Real versions of the cards, created by the Centers for Disease Control and Prevention to help people keep track of their shots, are free for whoever is vaccinated, which is also free. But since the U.S. doesn’t have a deliberate national system to validate who’s been vaccinated and only a handful of states have rolled out digital verification, the cards have inadvertently become one of the best ways to show evidence that someone’s been vaccinated.
But users offering cards for sale are rampant on the messaging app Telegram, headquartered in the United Arab Emirates, and which rarely moderates user content. While Telegram is still sparsely used in the U.S., it’s become more popular in the past year, especially with the far right. In January, its founder, Pavel Durov, announced the app had reached half a billion active users worldwide.
Researchers at the cybersecurity company Check Point have identified around 10,000 Telegram users claiming to sell fake vaccination cards, Brian Linder, the company’s emerging threat expert, said.
After President Joe Biden signed two executive orders last Thursday that drastically increased the number of Americans who would have to get vaccinated to stay employed, the cost of black market fake cards roughly doubled from $100 to $200, Linder said. Sellers almost always ask for payment in bitcoin and often request specific personal information that wouldn’t be necessary to mail a blank fake vaccination card, he added.
“What people don’t realize of course is, God only knows where their identity and their financial information are ending up,” Linder said. Representatives for Telegram didn’t respond to a request for comment.

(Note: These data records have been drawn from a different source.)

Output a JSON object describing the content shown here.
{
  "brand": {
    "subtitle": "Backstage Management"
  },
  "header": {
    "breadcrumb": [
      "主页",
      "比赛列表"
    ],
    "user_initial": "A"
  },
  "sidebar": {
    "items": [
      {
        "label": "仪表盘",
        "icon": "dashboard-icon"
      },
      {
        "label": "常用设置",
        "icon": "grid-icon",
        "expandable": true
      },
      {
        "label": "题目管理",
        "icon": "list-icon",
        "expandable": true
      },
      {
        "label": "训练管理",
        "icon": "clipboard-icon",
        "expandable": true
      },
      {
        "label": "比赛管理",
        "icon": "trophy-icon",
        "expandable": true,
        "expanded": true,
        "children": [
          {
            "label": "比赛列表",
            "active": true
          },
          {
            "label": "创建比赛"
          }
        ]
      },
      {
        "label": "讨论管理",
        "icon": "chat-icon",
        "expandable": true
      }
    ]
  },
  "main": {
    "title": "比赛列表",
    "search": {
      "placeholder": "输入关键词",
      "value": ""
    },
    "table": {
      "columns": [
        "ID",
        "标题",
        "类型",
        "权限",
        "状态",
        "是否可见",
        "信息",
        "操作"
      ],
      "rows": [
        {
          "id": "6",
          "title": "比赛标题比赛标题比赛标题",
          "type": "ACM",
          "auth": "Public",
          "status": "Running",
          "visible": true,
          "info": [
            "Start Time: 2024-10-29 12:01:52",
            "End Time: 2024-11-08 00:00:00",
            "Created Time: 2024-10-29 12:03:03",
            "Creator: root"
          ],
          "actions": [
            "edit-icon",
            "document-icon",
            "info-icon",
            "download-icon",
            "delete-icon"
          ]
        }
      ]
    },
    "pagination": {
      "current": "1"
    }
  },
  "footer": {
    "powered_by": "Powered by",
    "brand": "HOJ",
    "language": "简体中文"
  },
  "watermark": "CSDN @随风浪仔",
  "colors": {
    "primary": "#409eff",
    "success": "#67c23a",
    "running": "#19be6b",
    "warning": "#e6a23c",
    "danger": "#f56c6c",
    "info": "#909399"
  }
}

Three self-proclaimed vaccination card sellers, contacted by NBC News on Telegram, said that they demanded bitcoin payment for cards. Each asked for more personal information than would be necessary to mail a blank card, like date of birth and telephone number, making a verity of claims. about why they needed such information to “register” a buyer’s information. One said the information would be sent to a doctor, while another said it would go to the CDC. None of the three were willing to explain what such registration actually meant. While it’s unclear how many sellers on Telegram actually send the fake cards, Customs and Border Protection has intercepted “thousands” of them in recent months, a spokesperson said in an emailed statement.
“Unvaccinated individuals who use fraudulent vaccine cards put themselves, their loved ones, and their fellow Americans at risk of contracting COVID-19,” the spokesperson said. “Additionally, the unauthorized use of an official government agency’s seal (such as that of the Department of Health and Human Services or the Centers for Disease Control and Prevention) is a federal crime, and may be punishable under Title 18 United States Code.”